3. Rejecting overqualified candidates

In an interview with the New York Times, American entrepreneur Guy Kawasaki acknowledged that when A players hire, they select A+ players. However, when B players hire, they look beneath their skill set in order to make themselves look good and make the mistake of hiring C or D players.

Many managers are reluctant to take on someone who is too talented and confident because they fear that the candidate may outshine them. Nevertheless, a smart manager recognizes the need to bring the brightest and the best onboard in order to share their strengths and insights with the team.

Hiring individuals who are better than you are will not only help to drive your business forward, but it can also help you to improve your own skills. As Lee Iacocca, the renowned US automotive executive once said, a good businessperson always hires someone who is brighter than they are and then just gets out of the way.

4. Placing too much emphasis on the interview

Some recruiters evaluate potential candidates based purely on the interview alone. In his book, Google senior executive Laszlo Bock asserts that most interviews are actually a waste of time. Indeed, many interviewers make a snap judgment in the first 10 seconds, then spend the rest of the interview seeking to reinforce their decision.

A candidate may say anything to get the job, but watching what they do is a much more effective way of gauging their suitability. Giving candidates an exercise or test to determine how they might perform on the job can prove an effective way of assessing their ability to organize, prioritize, plan, and communicate.

5. Waiting for the perfect candidate

In the world of recruitment, the elusive “perfect” candidate is known as the “purple squirrel.” Like its namesake, the purple squirrel is extremely rare. It is essential to take a pragmatic approach to filling open vacancies and to select individuals who possess all of the key requirements, rather than holding out for the theoretically ideal candidate who checks all the boxes. After all, candidate training demonstrates to employees that you are invested in them and helps them to grow in their roles and to feel fulfilled, which promotes loyalty.

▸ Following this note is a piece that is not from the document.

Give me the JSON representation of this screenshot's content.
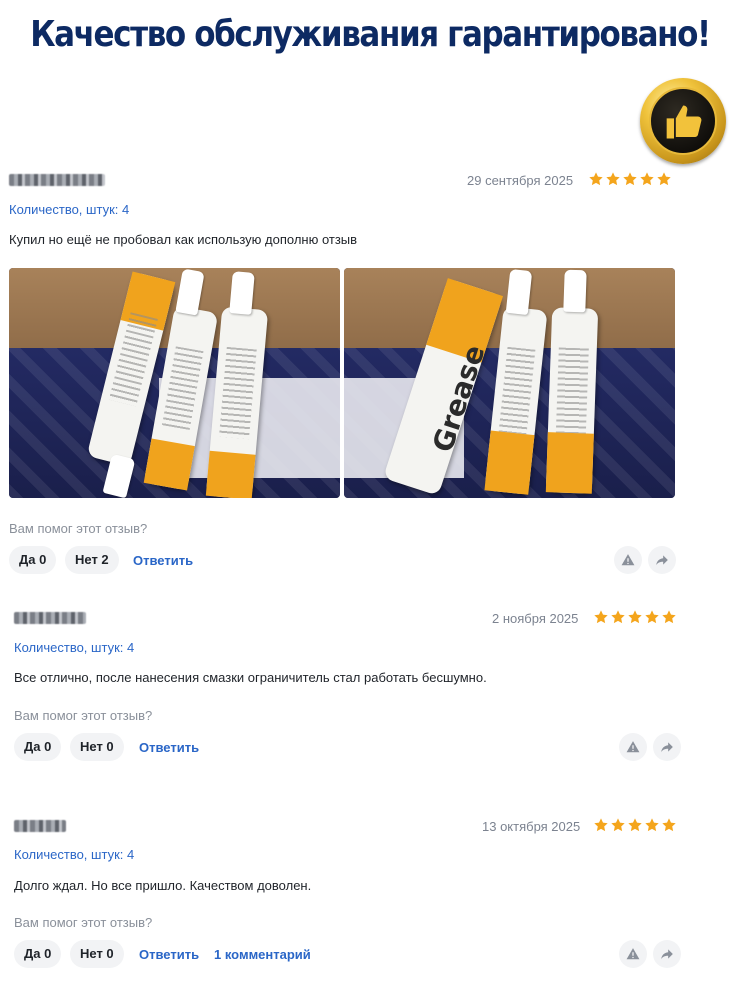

6. Adopting unconscious bias

From the moment we are born, we are bombarded with subliminal messages, stereotypes, and social norms that color our perception of the world, as well as everyone in it. While we often tend to seek out those with whom we share the most in common due to unconscious bias, diversity in any organization is crucial. The company Censia can help businesses by eliminating unconscious bias. Censia is a talent intelligence platform that leverages cutting-edge AI algorithms in order to identify the most promising candidate for a role. By accessing Censia’s exclusive database of highly qualified personnel, companies can save approximately 70% on the cost of recruitment, accessing a talent pool that is up to three times more diverse, hiring in half the time that it would ordinarily take to fill a role by processing job applications manually. Not only that, but by using Censia’s highly intuitive technology to model the ideal candidate, companies report a reduction in staff turnover of up to 60%. Censia aims to find the right person for the role, irrespective of gender, background, race, sexual orientation, disability, or religion. As a result, companies can increase diversity and, ultimately, profitability.

About the Author

Joanna RileyJoanna (Jo) Riley is an entrepreneur, investor, and advocate in technology, and is currently the CEO and Co-Founder of Censia. Jo has a highly experienced background in building and scaling companies, which she attributes to her deep passion for people and building technologies that allow people to be their best selves. She brings her wide knowledge of the industry to better transform the way enterprise companies hire talent. You can connect with Joanna Riley at @joannakiddriley on Twitter or on Linkedin. Read her full bio here.